Entries supplied.
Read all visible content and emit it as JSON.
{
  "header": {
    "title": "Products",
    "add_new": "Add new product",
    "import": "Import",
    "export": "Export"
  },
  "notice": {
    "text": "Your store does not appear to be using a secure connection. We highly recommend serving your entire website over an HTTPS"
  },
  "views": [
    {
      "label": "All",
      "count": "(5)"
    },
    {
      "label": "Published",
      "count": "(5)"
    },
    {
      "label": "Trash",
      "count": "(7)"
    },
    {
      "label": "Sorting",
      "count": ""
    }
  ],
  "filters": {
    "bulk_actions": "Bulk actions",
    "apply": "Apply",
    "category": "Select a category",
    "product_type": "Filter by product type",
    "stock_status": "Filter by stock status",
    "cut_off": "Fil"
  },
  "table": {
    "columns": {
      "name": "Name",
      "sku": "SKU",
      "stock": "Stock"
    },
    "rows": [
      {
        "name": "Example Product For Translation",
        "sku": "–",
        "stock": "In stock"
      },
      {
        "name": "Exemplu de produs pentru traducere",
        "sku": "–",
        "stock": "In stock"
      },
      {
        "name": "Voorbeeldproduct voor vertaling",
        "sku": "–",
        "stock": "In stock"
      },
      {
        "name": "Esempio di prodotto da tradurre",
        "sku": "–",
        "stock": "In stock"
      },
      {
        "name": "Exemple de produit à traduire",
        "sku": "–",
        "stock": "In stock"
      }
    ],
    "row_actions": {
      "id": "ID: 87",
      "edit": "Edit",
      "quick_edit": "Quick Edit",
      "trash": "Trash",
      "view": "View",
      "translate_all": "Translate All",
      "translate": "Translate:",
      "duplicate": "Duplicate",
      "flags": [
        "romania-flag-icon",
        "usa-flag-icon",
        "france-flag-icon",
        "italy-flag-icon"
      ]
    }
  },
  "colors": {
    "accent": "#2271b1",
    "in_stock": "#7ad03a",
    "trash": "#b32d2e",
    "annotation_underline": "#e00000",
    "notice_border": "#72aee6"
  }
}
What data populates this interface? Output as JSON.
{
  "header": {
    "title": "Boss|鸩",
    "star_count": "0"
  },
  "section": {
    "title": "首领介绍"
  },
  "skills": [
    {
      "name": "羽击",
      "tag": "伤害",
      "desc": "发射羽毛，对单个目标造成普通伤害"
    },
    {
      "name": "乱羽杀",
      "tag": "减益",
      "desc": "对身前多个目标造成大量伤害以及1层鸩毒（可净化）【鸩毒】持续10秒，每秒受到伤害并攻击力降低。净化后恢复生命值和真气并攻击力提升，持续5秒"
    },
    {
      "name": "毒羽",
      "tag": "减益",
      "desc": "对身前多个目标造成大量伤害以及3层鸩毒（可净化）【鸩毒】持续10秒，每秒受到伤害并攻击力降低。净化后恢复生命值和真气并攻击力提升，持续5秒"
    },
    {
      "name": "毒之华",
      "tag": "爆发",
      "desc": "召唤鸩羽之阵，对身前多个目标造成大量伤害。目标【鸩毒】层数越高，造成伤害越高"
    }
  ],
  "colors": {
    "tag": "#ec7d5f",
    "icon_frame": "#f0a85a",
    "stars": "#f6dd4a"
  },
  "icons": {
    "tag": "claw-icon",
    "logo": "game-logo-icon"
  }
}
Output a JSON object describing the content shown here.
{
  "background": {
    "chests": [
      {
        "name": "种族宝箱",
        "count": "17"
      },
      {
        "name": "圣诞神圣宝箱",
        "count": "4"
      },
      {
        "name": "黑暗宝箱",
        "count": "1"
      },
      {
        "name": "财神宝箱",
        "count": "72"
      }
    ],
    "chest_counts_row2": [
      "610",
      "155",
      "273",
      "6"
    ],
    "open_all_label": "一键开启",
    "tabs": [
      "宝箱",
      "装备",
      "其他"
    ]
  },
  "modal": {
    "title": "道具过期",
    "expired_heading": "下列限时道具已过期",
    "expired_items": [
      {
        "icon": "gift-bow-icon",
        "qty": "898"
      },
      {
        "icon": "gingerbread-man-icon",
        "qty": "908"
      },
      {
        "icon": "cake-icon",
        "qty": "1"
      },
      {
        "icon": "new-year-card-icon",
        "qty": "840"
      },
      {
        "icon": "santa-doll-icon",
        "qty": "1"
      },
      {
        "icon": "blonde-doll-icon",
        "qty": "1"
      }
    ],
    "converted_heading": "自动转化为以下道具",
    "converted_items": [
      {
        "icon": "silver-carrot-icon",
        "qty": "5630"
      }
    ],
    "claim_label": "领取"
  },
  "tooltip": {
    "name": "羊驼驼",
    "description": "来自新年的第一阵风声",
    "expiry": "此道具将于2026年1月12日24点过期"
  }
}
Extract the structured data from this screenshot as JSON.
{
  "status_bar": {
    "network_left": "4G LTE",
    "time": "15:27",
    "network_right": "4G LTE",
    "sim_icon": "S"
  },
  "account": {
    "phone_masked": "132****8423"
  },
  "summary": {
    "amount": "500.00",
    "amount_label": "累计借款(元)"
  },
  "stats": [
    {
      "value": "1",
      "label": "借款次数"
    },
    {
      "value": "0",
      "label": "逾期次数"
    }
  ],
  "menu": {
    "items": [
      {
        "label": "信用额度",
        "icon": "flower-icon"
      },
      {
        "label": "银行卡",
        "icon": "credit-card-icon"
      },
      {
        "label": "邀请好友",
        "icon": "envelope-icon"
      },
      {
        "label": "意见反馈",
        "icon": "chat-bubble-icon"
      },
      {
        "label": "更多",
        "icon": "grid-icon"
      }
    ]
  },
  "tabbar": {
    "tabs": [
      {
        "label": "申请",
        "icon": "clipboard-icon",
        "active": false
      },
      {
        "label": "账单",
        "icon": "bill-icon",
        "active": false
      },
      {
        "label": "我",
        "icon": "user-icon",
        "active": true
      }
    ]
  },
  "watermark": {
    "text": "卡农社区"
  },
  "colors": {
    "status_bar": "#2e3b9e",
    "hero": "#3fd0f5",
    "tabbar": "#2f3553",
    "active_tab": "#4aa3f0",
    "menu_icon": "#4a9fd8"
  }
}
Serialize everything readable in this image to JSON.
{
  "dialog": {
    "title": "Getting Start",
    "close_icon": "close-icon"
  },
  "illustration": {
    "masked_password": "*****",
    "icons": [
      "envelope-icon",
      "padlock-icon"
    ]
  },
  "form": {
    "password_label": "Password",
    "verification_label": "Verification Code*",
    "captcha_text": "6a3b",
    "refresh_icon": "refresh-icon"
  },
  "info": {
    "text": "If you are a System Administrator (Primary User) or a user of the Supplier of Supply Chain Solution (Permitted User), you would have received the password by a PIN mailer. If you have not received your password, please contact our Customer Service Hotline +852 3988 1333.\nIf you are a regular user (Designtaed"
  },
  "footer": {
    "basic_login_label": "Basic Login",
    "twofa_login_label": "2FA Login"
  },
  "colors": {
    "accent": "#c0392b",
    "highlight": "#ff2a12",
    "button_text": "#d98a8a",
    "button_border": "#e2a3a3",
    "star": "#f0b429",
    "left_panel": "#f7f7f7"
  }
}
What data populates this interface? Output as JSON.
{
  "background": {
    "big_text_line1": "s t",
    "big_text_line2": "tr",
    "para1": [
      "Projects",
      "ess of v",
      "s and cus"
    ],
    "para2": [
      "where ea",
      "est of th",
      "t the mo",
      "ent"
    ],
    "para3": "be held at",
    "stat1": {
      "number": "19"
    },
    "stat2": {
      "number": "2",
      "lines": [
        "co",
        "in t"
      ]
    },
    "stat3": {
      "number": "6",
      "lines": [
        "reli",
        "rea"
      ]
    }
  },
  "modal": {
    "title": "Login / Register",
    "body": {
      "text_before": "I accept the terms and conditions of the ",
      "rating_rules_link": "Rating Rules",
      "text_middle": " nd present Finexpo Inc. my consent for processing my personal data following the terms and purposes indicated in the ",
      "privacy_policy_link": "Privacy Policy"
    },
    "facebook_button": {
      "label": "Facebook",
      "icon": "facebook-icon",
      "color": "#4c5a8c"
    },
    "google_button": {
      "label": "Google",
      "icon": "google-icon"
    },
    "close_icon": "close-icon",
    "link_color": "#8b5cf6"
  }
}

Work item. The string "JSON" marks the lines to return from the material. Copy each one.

Task answer.
Read all visible content and emit it as JSON.
What data populates this interface? Output as JSON.
Output a JSON object describing the content shown here.
Extract the structured data from this screenshot as JSON.
Serialize everything readable in this image to JSON.
What data populates this interface? Output as JSON.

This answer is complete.